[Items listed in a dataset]
○ ○ ○
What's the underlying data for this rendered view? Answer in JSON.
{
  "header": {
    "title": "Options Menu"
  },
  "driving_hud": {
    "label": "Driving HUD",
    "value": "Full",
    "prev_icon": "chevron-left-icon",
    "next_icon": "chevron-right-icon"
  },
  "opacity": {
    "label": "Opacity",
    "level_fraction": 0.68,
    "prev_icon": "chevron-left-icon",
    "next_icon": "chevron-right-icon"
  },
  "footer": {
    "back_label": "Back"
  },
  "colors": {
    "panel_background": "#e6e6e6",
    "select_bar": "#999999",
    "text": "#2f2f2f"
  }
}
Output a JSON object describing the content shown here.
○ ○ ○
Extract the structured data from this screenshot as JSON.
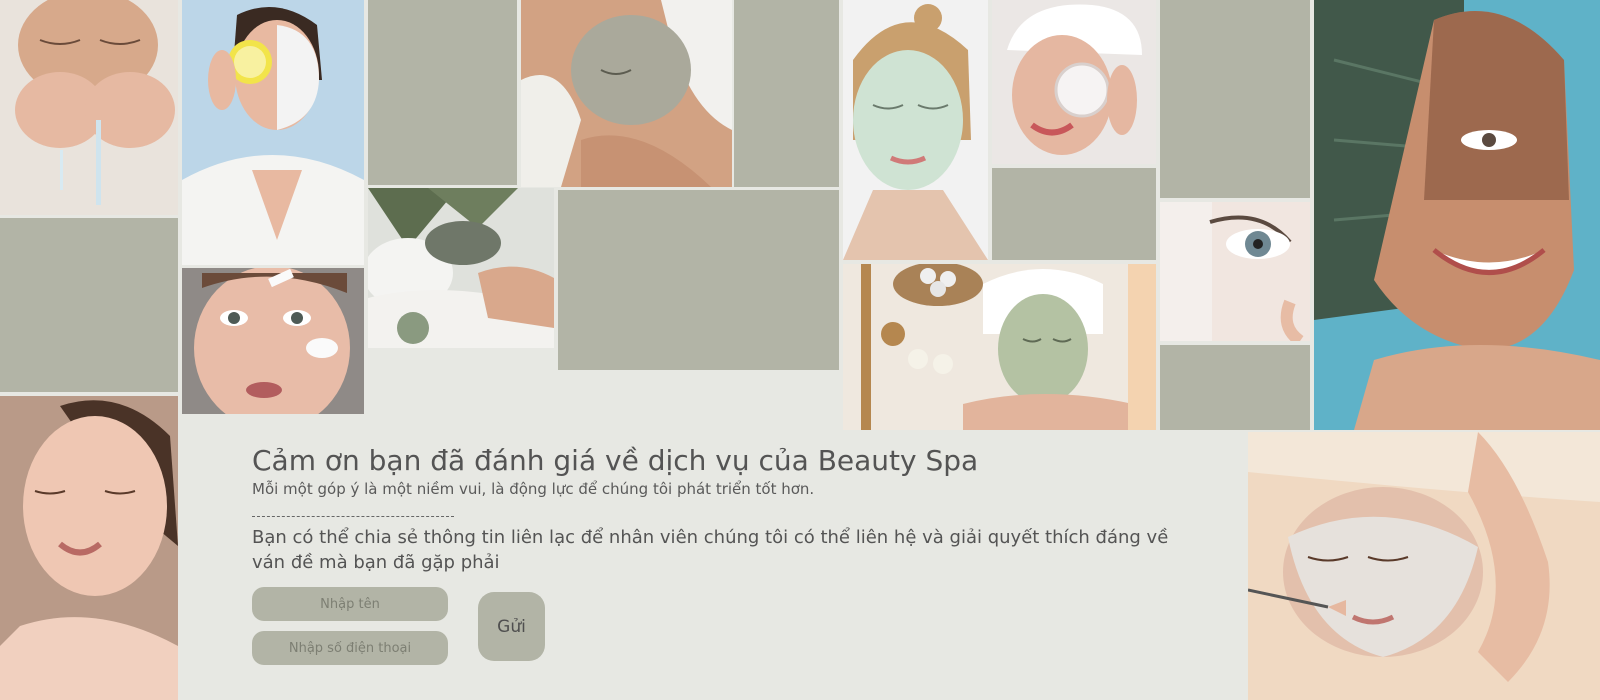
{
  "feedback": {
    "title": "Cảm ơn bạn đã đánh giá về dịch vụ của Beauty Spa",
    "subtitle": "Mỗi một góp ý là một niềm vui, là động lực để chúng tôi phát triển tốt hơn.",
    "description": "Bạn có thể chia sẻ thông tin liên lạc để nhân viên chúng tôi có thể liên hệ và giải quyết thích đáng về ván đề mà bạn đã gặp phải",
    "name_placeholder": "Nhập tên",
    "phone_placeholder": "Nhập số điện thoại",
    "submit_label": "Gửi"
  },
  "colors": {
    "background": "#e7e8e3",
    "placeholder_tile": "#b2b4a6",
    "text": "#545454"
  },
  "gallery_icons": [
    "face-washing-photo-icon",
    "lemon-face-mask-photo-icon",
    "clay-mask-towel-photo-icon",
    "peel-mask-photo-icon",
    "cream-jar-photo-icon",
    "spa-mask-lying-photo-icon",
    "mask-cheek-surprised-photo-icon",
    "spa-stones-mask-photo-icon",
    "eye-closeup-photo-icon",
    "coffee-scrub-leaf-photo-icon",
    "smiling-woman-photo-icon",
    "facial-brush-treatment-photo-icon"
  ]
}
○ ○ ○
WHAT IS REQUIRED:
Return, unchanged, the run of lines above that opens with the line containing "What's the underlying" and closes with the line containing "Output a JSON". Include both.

YOUR RESPONSE:
What's the underlying data for this rendered view? Answer in JSON.
{
  "header": {
    "title": "Options Menu"
  },
  "driving_hud": {
    "label": "Driving HUD",
    "value": "Full",
    "prev_icon": "chevron-left-icon",
    "next_icon": "chevron-right-icon"
  },
  "opacity": {
    "label": "Opacity",
    "level_fraction": 0.68,
    "prev_icon": "chevron-left-icon",
    "next_icon": "chevron-right-icon"
  },
  "footer": {
    "back_label": "Back"
  },
  "colors": {
    "panel_background": "#e6e6e6",
    "select_bar": "#999999",
    "text": "#2f2f2f"
  }
}
Output a JSON object describing the content shown here.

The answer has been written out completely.